Interface dataset entries:
..............................
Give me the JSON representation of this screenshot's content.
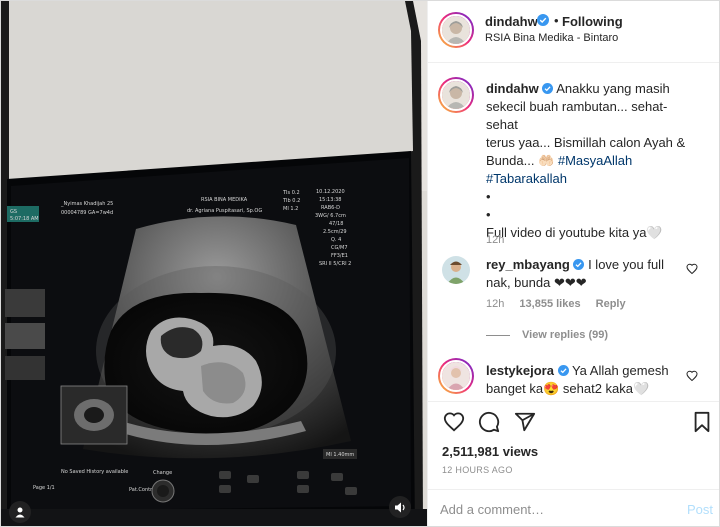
{
  "post": {
    "username": "dindahw",
    "follow_status": "Following",
    "dot": "•",
    "location": "RSIA Bina Medika - Bintaro",
    "views": "2,511,981 views",
    "time_ago": "12 HOURS AGO"
  },
  "caption": {
    "username": "dindahw",
    "line1": "Anakku yang masih",
    "line2": "sekecil buah rambutan... sehat-sehat",
    "line3": "terus yaa... Bismillah calon Ayah &",
    "line4a": "Bunda... 🤲🏻 ",
    "line4b": "#MasyaAllah",
    "line5": "#Tabarakallah",
    "bullet1": "•",
    "bullet2": "•",
    "line6": "Full video di youtube kita ya🤍",
    "time": "12h"
  },
  "comments": [
    {
      "username": "rey_mbayang",
      "text_a": "I love you full",
      "text_b": "nak, bunda ❤❤❤",
      "time": "12h",
      "likes": "13,855 likes",
      "reply": "Reply",
      "view_replies": "View replies (99)"
    },
    {
      "username": "lestykejora",
      "text_a": "Ya Allah gemesh",
      "text_b": "banget ka😍 sehat2 kaka🤍"
    }
  ],
  "add_comment": {
    "placeholder": "Add a comment…",
    "post_label": "Post"
  },
  "scan_screen": {
    "hospital": "RSIA BINA MEDIKA",
    "doctor": "dr. Agriana Puspitasari, Sp.OG",
    "patient": "_Nyimas Khadijah 25",
    "patient_id": "00004789  GA=7w4d",
    "date": "10.12.2020",
    "time": "15:13:38",
    "probe": "RAB6-D",
    "mode": "3WG/ 6.7cm",
    "tis": "TIs  0.2",
    "tib": "TIb  0.2",
    "mi": "MI  1.2",
    "params": [
      "47/18",
      "2.5cm/29",
      "Q. 4",
      "CG/M7",
      "FF3/E1",
      "SRI II 5/CRI 2"
    ],
    "left_tag": "GS",
    "left_time": "5:07:18 AM",
    "bottom_note": "No Saved History available",
    "page": "Page 1/1",
    "change": "Change",
    "freeze": "Pat.Control",
    "ms_readout": "MI 1.40mm"
  },
  "colors": {
    "link": "#00376b",
    "verified": "#3897f0",
    "post_disabled": "#b2dffc",
    "meta_grey": "#8e8e8e"
  },
  "icons": [
    "verified-icon",
    "heart-icon",
    "comment-icon",
    "share-icon",
    "bookmark-icon",
    "mute-icon",
    "user-tag-icon"
  ]
}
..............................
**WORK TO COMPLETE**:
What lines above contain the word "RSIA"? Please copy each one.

**COMPLETED TASK**:
    "location": "RSIA Bina Medika - Bintaro",
    "hospital": "RSIA BINA MEDIKA",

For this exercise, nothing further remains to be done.